During a panel discussion at the World Science Festival this past weekend, a female theoretical physicist and professor experienced a routine many women are familiar with. Thankfully, one brave audience member helped the scientist's voice be heard.
Veronika Hubeny, an expert in string theory, was part of the “Pondering the Imponderables” panel discussion at John Jay College in New York. As the only woman in a group of six panelists, she seemed to be often ignored. With moderator Jim Holt of the New Yorker dominating the discussion, The Independent reports, things became unbearable when she was, once again, kept from discussing her own area of expertise.
That's when one female voice yelled from the auditorium: “Let her speak, please!”
After shaming the moderator and the other panelists, others in the audience applauded the brave soul who stood up for the professor. In no time, Hubeny was finally able to express her views.
In a Facebook post, Marilee Talkington, also known as the brave audience member who told Holt to let Hubeny speak, shared the entire experience and discussed what motivated her to do something.
After the panel discussion was over, Talkington revealed that countless audience members approached her, thanking her for doing what she did.
Speaking to reporters, Talkington said she felt moved and encouraged at “how affected the other audience members were when I spoke up.” If anything, she continued, this entire incident gave her “a deep sense that change was literally one small act away.”
A sentiment was even shared by Hubeny herself, who also commented on Talkington's post.
"I applaud your heroism in standing up for what you believe in!” she wrote in her comment. “I know well the shaky feeling and subsequent exhilarated contentment in the knowledge of having done the right thing, and I think that doing so has become more crucial than ever. Your behavior was inspiring, and I’m glad that many of those inspired shared their gratitude with you.”

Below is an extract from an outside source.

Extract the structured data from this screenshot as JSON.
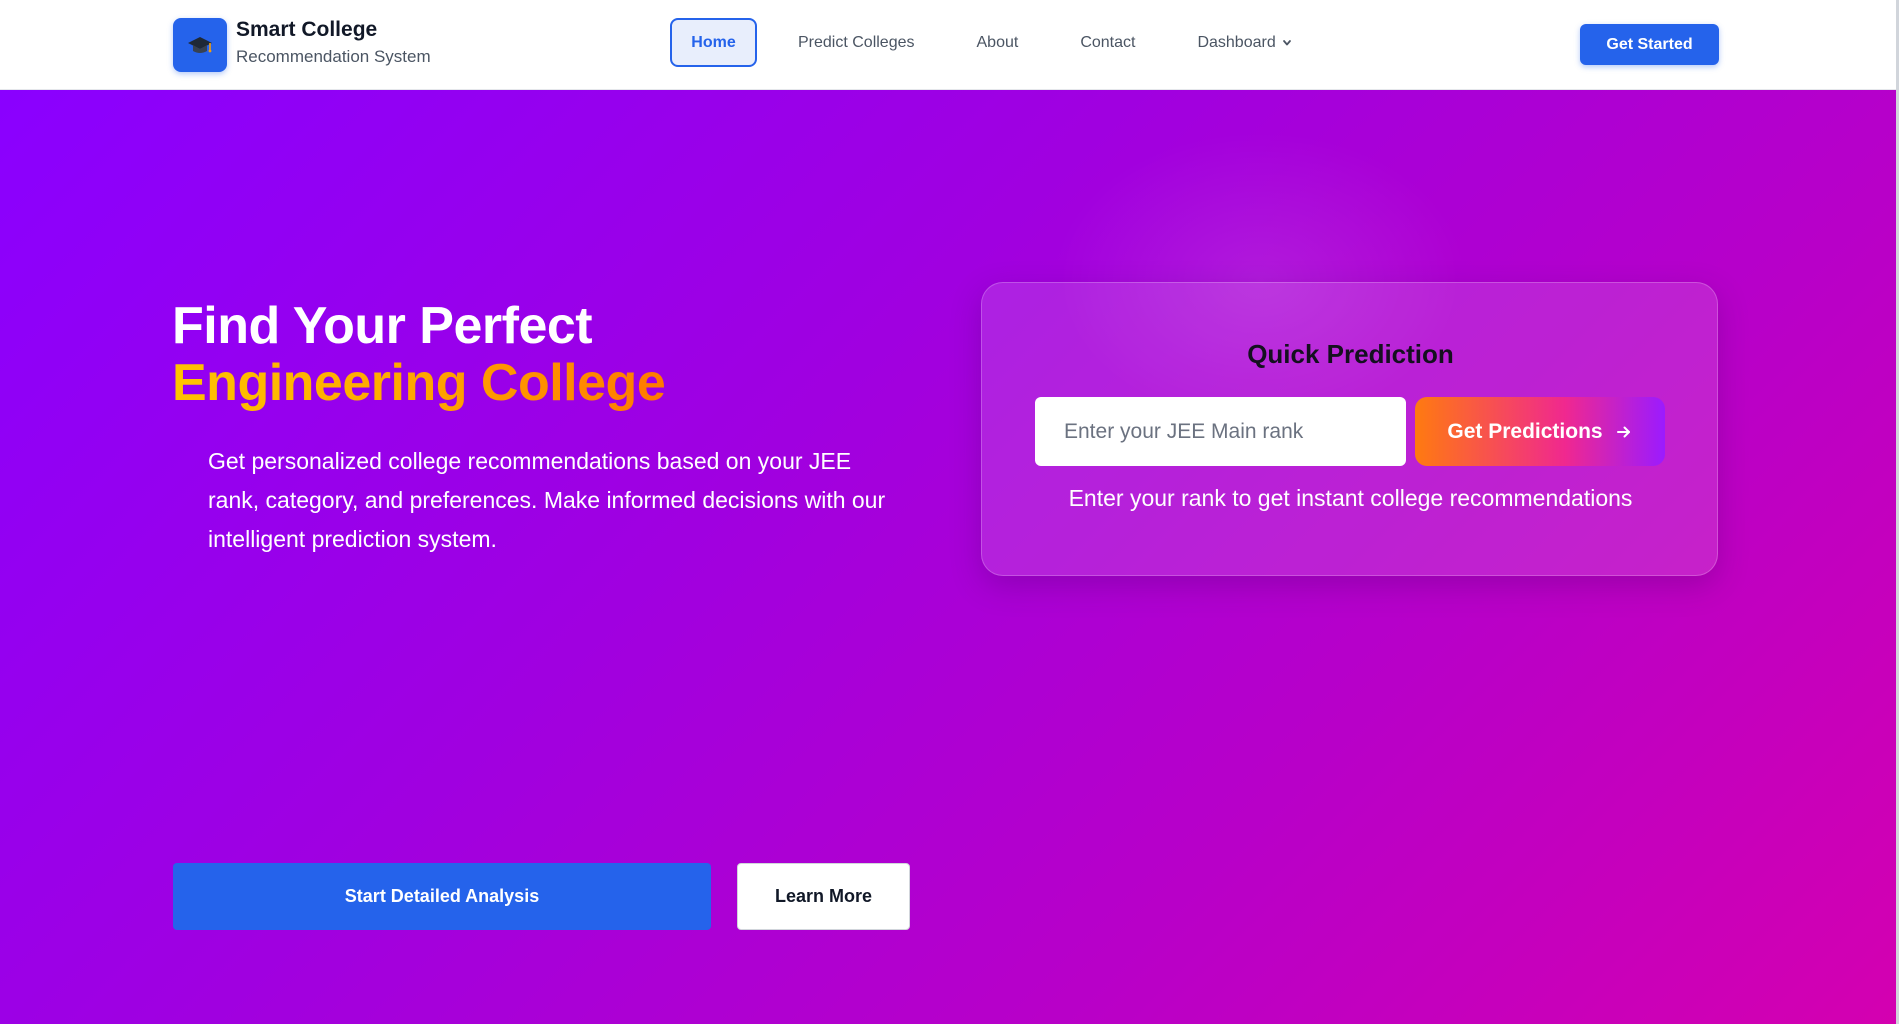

When discussing the incident with Buzzfeed News, Hubeny said that while she did have difficulties making her reply, she did not “ascribe it to sexism.”
“I can easily imagine the moderator was just overzealous and unfortunately clumsy in recognizing how it could appear to others,” she said.

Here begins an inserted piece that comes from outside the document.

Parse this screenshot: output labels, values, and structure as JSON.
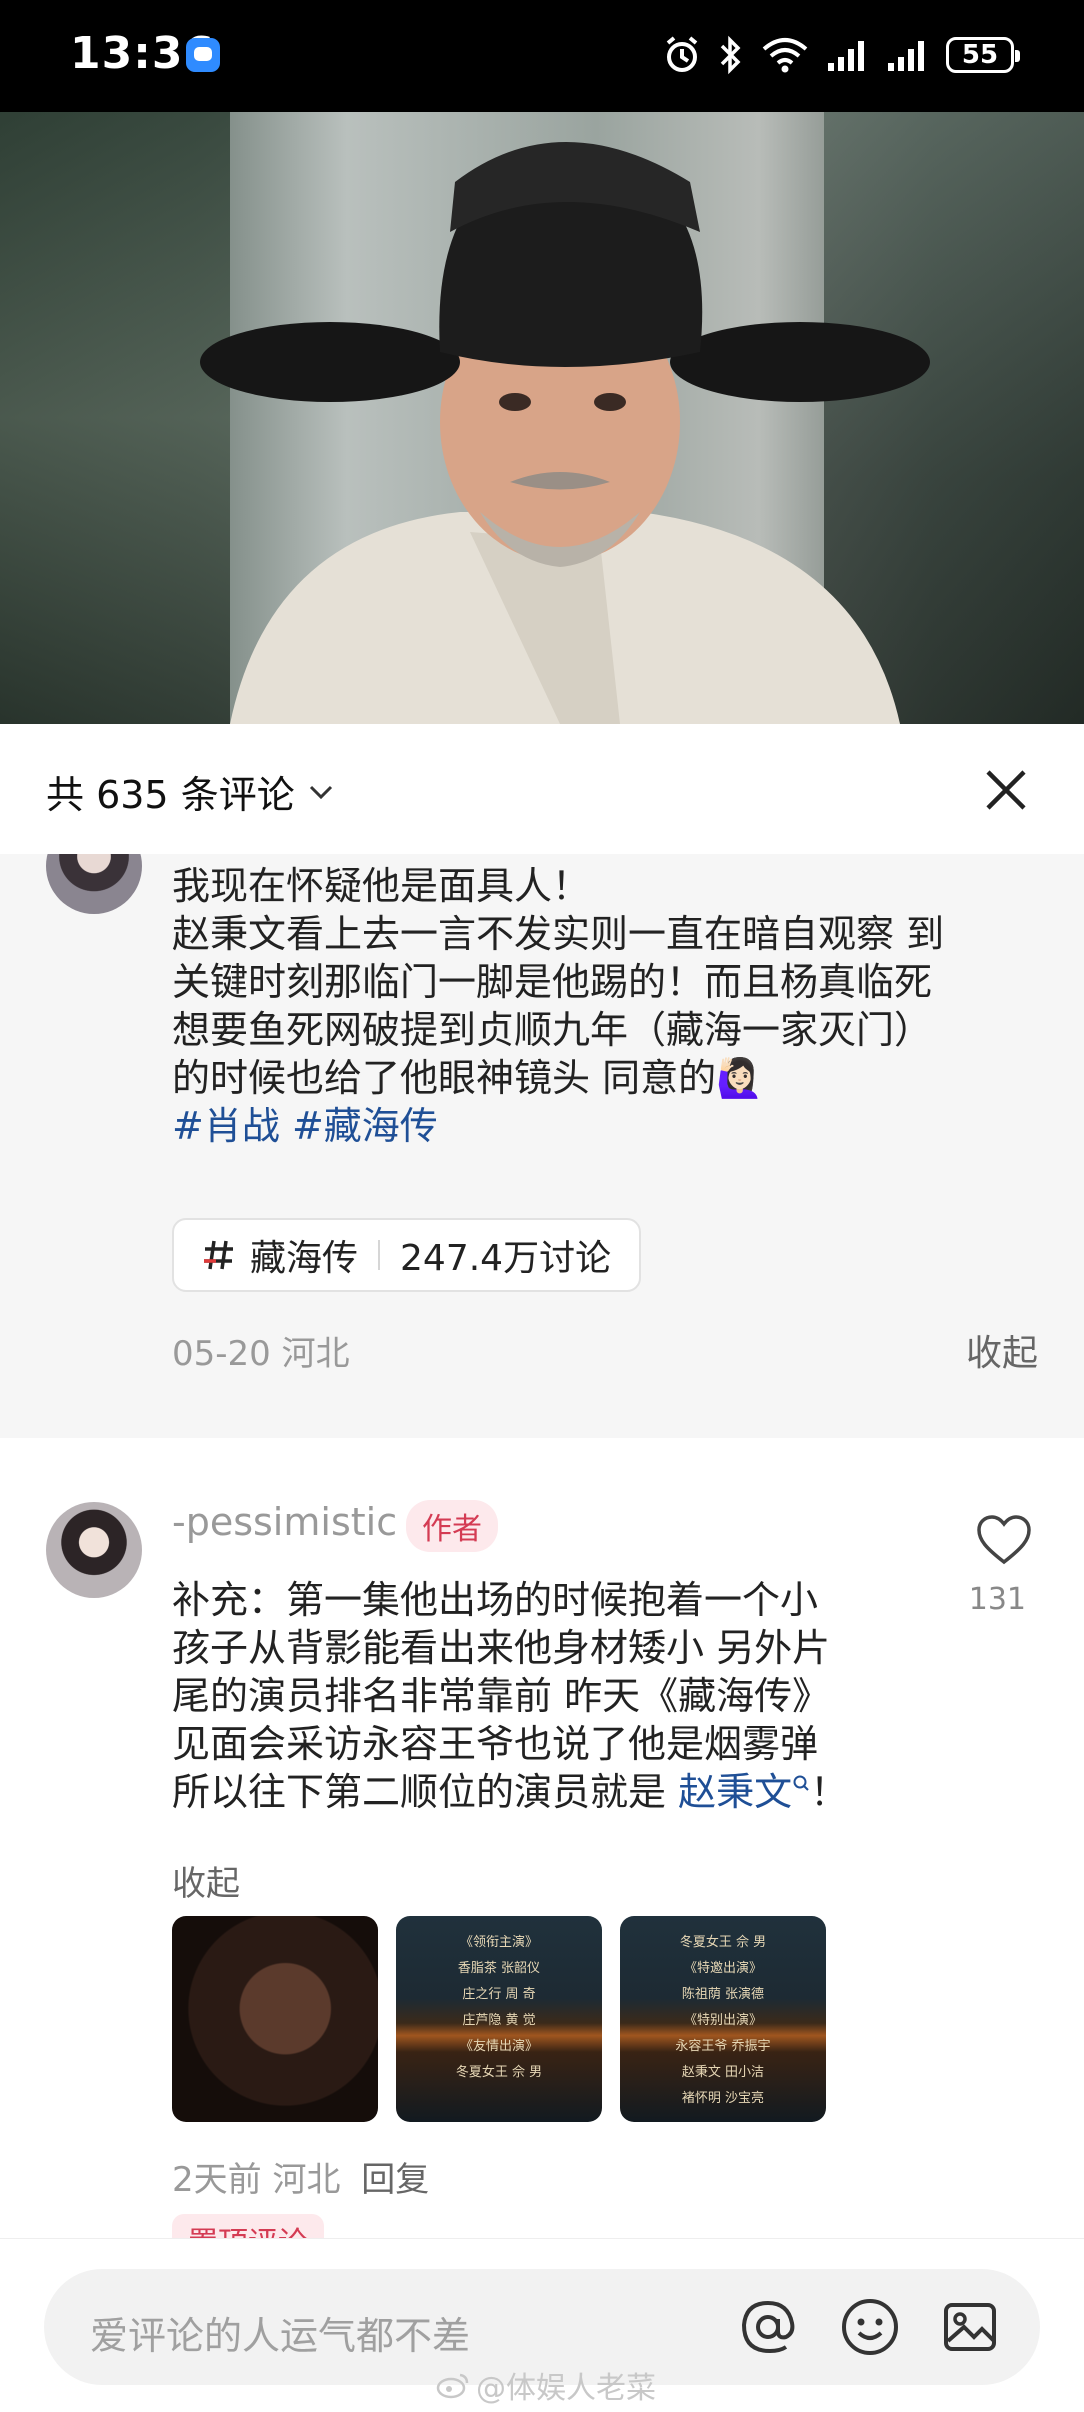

Still, women in science, much like women in tech, often face hurdles that many of their male counterparts aren't often aware of, such as harassment. So seeing someone standing for what she believes in, as Hubeny wrote in her comment, is something to be celebrated as it can be hard to do, and we all should applaud her for her bravery.